Chrysler CEO Sergio Marchionne said the ad had zero political content.
Eastwood, who described himself as leaning more toward libertarian fiscal views and has been quoted by the Los Angeles Times as opposed to the auto bailout, said the ad was about job creation.
GOP high priest Karl Rove told Fox News the ad offended him and smacked of Chicago-style politics.
Obama campaign staffers in Michigan called it "another great Chrysler ad," while the President's political advisor David Axelrod extolled it as a "powerful spot."
And then there are all the tweets and Facebook mentions arguing one side or the other. Thousands of them, which continued on into this week.

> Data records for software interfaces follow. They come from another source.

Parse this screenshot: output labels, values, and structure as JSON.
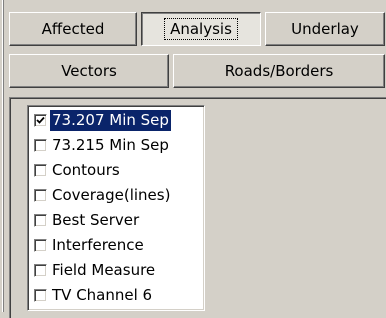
{
  "tabs_row1": [
    {
      "label": "Affected",
      "active": false
    },
    {
      "label": "Analysis",
      "active": true
    },
    {
      "label": "Underlay",
      "active": false
    }
  ],
  "tabs_row2": [
    {
      "label": "Vectors",
      "active": false
    },
    {
      "label": "Roads/Borders",
      "active": false
    }
  ],
  "layers": [
    {
      "label": "73.207 Min Sep",
      "checked": true,
      "selected": true
    },
    {
      "label": "73.215 Min Sep",
      "checked": false,
      "selected": false
    },
    {
      "label": "Contours",
      "checked": false,
      "selected": false
    },
    {
      "label": "Coverage(lines)",
      "checked": false,
      "selected": false
    },
    {
      "label": "Best Server",
      "checked": false,
      "selected": false
    },
    {
      "label": "Interference",
      "checked": false,
      "selected": false
    },
    {
      "label": "Field Measure",
      "checked": false,
      "selected": false
    },
    {
      "label": "TV Channel 6",
      "checked": false,
      "selected": false
    }
  ],
  "colors": {
    "selection": "#0a246a",
    "face": "#d4d0c8"
  }
}
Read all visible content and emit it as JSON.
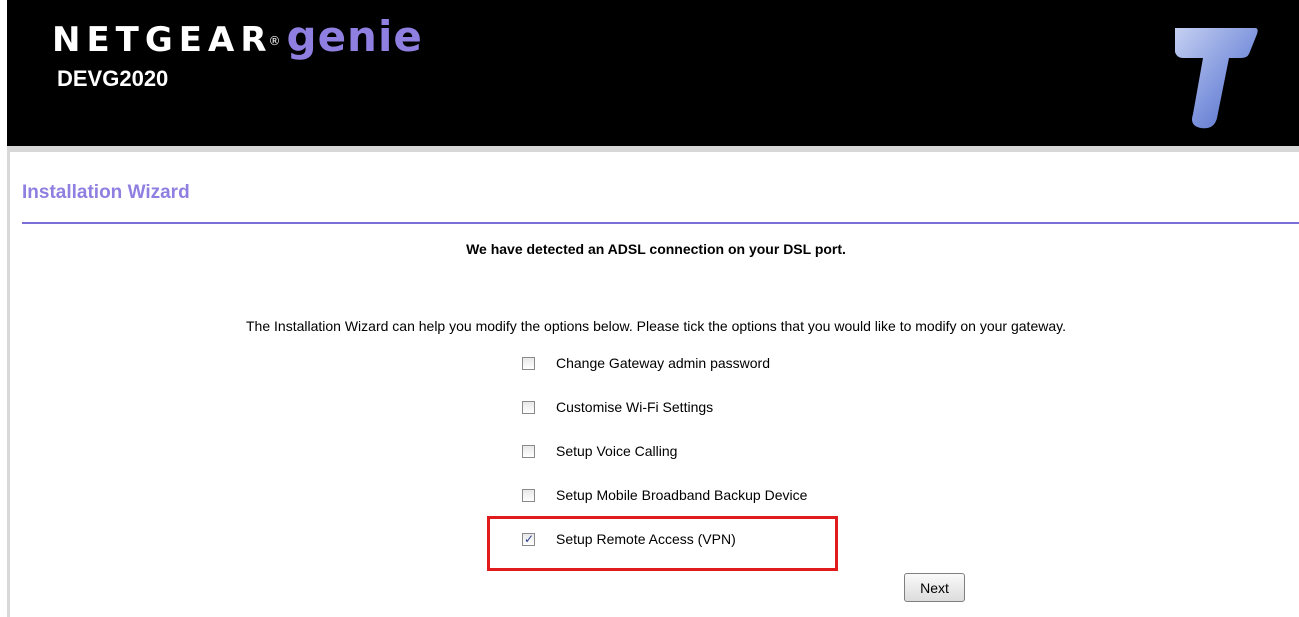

Most of the commentary seemed to bypass the policy choice behind all the brouhaha. Commentators and tweeters apparently left that for actual politicians to duke out. Obama touts the bailouts, which actually started under President George W. Bush, as the savior of the U.S. auto industry. Or as one wag summed up Obama's re-election pitch, "Osama bin laden is dead, but GM is alive." Republican presidential hopefuls pan the bailout, calling it an unfortunate intrusion by government into the free market.